* _Task_
Set down the entries below exactly as written.

* _Extracted records_
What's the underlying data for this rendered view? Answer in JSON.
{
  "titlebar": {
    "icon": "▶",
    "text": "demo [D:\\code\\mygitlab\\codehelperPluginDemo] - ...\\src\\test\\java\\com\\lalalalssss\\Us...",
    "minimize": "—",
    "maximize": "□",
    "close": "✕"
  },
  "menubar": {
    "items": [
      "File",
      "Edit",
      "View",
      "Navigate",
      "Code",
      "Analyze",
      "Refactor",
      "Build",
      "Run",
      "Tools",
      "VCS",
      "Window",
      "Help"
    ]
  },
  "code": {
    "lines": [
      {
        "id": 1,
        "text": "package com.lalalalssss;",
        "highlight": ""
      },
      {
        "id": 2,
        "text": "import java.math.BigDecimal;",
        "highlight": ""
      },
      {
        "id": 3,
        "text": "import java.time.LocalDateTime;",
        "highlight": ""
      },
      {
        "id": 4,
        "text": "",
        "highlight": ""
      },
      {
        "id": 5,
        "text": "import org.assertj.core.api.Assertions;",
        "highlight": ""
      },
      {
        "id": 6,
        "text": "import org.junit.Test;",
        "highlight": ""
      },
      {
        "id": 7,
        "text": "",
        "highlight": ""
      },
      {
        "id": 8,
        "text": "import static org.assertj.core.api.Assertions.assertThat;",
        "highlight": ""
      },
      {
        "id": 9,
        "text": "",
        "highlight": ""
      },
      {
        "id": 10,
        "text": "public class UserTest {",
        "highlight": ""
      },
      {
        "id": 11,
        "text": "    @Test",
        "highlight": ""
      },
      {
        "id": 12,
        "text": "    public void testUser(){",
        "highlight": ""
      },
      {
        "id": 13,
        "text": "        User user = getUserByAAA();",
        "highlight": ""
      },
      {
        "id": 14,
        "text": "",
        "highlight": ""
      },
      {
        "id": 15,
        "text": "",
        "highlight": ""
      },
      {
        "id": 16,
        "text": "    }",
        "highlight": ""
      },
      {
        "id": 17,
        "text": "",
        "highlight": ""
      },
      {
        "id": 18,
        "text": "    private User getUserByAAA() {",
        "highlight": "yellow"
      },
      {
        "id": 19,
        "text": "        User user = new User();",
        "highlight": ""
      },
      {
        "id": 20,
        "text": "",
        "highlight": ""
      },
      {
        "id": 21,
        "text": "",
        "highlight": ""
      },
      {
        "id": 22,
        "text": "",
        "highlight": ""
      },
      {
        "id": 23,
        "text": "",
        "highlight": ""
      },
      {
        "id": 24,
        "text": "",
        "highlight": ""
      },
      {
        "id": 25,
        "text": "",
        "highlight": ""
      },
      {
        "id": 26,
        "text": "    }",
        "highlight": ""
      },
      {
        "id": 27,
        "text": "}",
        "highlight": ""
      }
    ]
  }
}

* _Answer to this task_
What's the underlying data for this rendered view? Answer in JSON.
{
  "titlebar": {
    "icon": "▶",
    "text": "demo [D:\\code\\mygitlab\\codehelperPluginDemo] - ...\\src\\test\\java\\com\\lalalalssss\\Us...",
    "minimize": "—",
    "maximize": "□",
    "close": "✕"
  },
  "menubar": {
    "items": [
      "File",
      "Edit",
      "View",
      "Navigate",
      "Code",
      "Analyze",
      "Refactor",
      "Build",
      "Run",
      "Tools",
      "VCS",
      "Window",
      "Help"
    ]
  },
  "code": {
    "lines": [
      {
        "id": 1,
        "text": "package com.lalalalssss;",
        "highlight": ""
      },
      {
        "id": 2,
        "text": "import java.math.BigDecimal;",
        "highlight": ""
      },
      {
        "id": 3,
        "text": "import java.time.LocalDateTime;",
        "highlight": ""
      },
      {
        "id": 4,
        "text": "",
        "highlight": ""
      },
      {
        "id": 5,
        "text": "import org.assertj.core.api.Assertions;",
        "highlight": ""
      },
      {
        "id": 6,
        "text": "import org.junit.Test;",
        "highlight": ""
      },
      {
        "id": 7,
        "text": "",
        "highlight": ""
      },
      {
        "id": 8,
        "text": "import static org.assertj.core.api.Assertions.assertThat;",
        "highlight": ""
      },
      {
        "id": 9,
        "text": "",
        "highlight": ""
      },
      {
        "id": 10,
        "text": "public class UserTest {",
        "highlight": ""
      },
      {
        "id": 11,
        "text": "    @Test",
        "highlight": ""
      },
      {
        "id": 12,
        "text": "    public void testUser(){",
        "highlight": ""
      },
      {
        "id": 13,
        "text": "        User user = getUserByAAA();",
        "highlight": ""
      },
      {
        "id": 14,
        "text": "",
        "highlight": ""
      },
      {
        "id": 15,
        "text": "",
        "highlight": ""
      },
      {
        "id": 16,
        "text": "    }",
        "highlight": ""
      },
      {
        "id": 17,
        "text": "",
        "highlight": ""
      },
      {
        "id": 18,
        "text": "    private User getUserByAAA() {",
        "highlight": "yellow"
      },
      {
        "id": 19,
        "text": "        User user = new User();",
        "highlight": ""
      },
      {
        "id": 20,
        "text": "",
        "highlight": ""
      },
      {
        "id": 21,
        "text": "",
        "highlight": ""
      },
      {
        "id": 22,
        "text": "",
        "highlight": ""
      },
      {
        "id": 23,
        "text": "",
        "highlight": ""
      },
      {
        "id": 24,
        "text": "",
        "highlight": ""
      },
      {
        "id": 25,
        "text": "",
        "highlight": ""
      },
      {
        "id": 26,
        "text": "    }",
        "highlight": ""
      },
      {
        "id": 27,
        "text": "}",
        "highlight": ""
      }
    ]
  }
}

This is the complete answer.